The City of Hartford is currently wrapping up a deal which will secure a portion of the former school property.
Hartford Mayor Richard Hartsfield said on Monday, January 11 that the city is purchasing the elementary school property as well as the historic McClung home.
The property will be the site of the new city park, and big plans are in the works for the McClung property, home of songwriter and publisher John Alexander McClung.
McClung joined the army during World War I where he was awarded the Purple Heart during action in France. After his honorable discharge from the army he moved to Hartford and attended the Hartford Music Institute. He then became an instructor and later purchased the Hartford Music Company & Institute. He traveled all over the United States with his singing schools and the Hartford Quartet of which he was a member. He wrote over 300 published songs, his most noteworthy being “Standing Outside” and “Just A Rose Will Do.” He published church song books that are still in use today, his last being “Living Faith” copyrighted in 1942. In April, 1992 he was inducted into the Gospel Music Hall of Fame for his accomplishments in gospel music.
Public Works Director Rich Gaylen is currently working to secure the piano belonging to the McClungs, which is currently on display at Dollywood. “It is in care of the Southern Gospel Music Association, and they are closed down at this time. But, the piano itself was gifted to Dolly Parton, with the understanding that if we ever had a museum that it would come back to us.”
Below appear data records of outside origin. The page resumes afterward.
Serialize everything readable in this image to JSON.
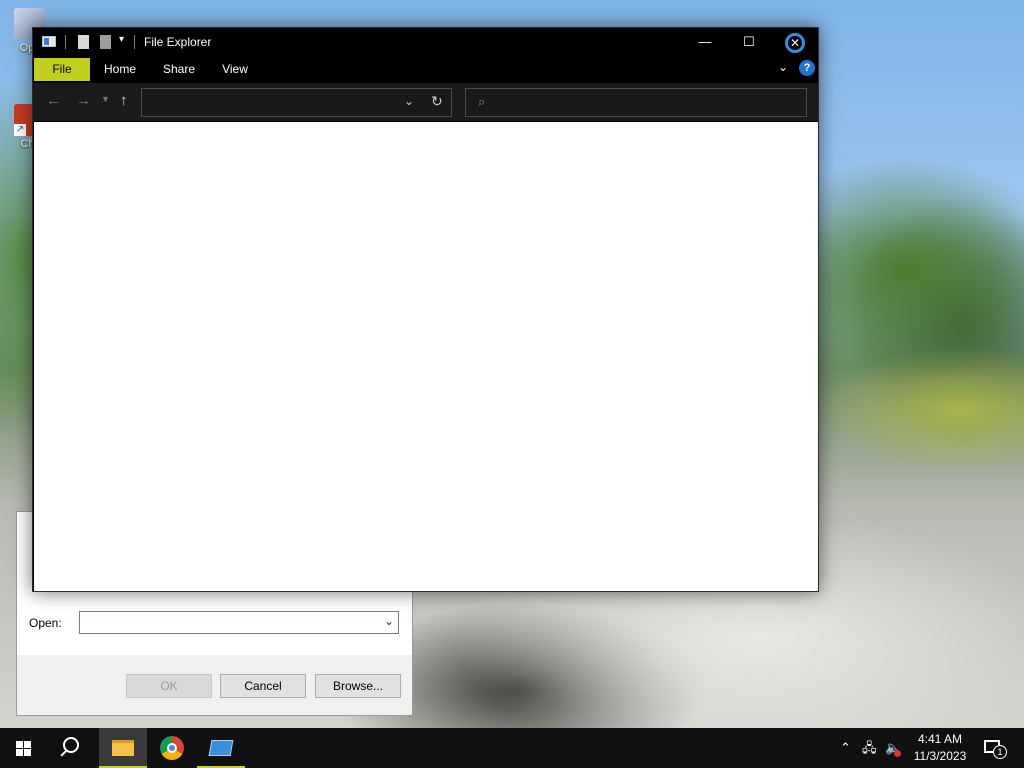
{
  "desktop": {
    "icons": [
      {
        "label": "Ope"
      },
      {
        "label": "Chil"
      }
    ]
  },
  "run_dialog": {
    "open_label": "Open:",
    "open_value": "",
    "ok_label": "OK",
    "cancel_label": "Cancel",
    "browse_label": "Browse..."
  },
  "explorer": {
    "title": "File Explorer",
    "tabs": [
      "File",
      "Home",
      "Share",
      "View"
    ],
    "address_value": "",
    "search_placeholder": "",
    "help_label": "?"
  },
  "taskbar": {
    "apps": [
      "file-explorer",
      "chrome",
      "run"
    ],
    "clock_time": "4:41 AM",
    "clock_date": "11/3/2023",
    "notification_count": "1"
  },
  "colors": {
    "accent": "#c2cf1d",
    "explorer_chrome": "#000000",
    "taskbar": "#101010",
    "help_blue": "#1e73d2"
  },
  "icons": {
    "back": "arrow-left-icon",
    "forward": "arrow-right-icon",
    "up": "arrow-up-icon",
    "refresh": "refresh-icon",
    "search": "search-icon"
  }
}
Following the restoration of the McClung residence, the city plans to open its doors as a gospel music museum.
The property purchase will also allow the city to attempt to preserve the “senior walk” and construct a future display. Parking for both the new city park and the gospel music museum will be made available, according to Gaylen, by blocking off a potion of Maple Street.
With great plans on the horizon, the City of Hartford is looking forward to a period of successful growth and development. “This is going to be good for our town, and this entire community,” Galyen concluded.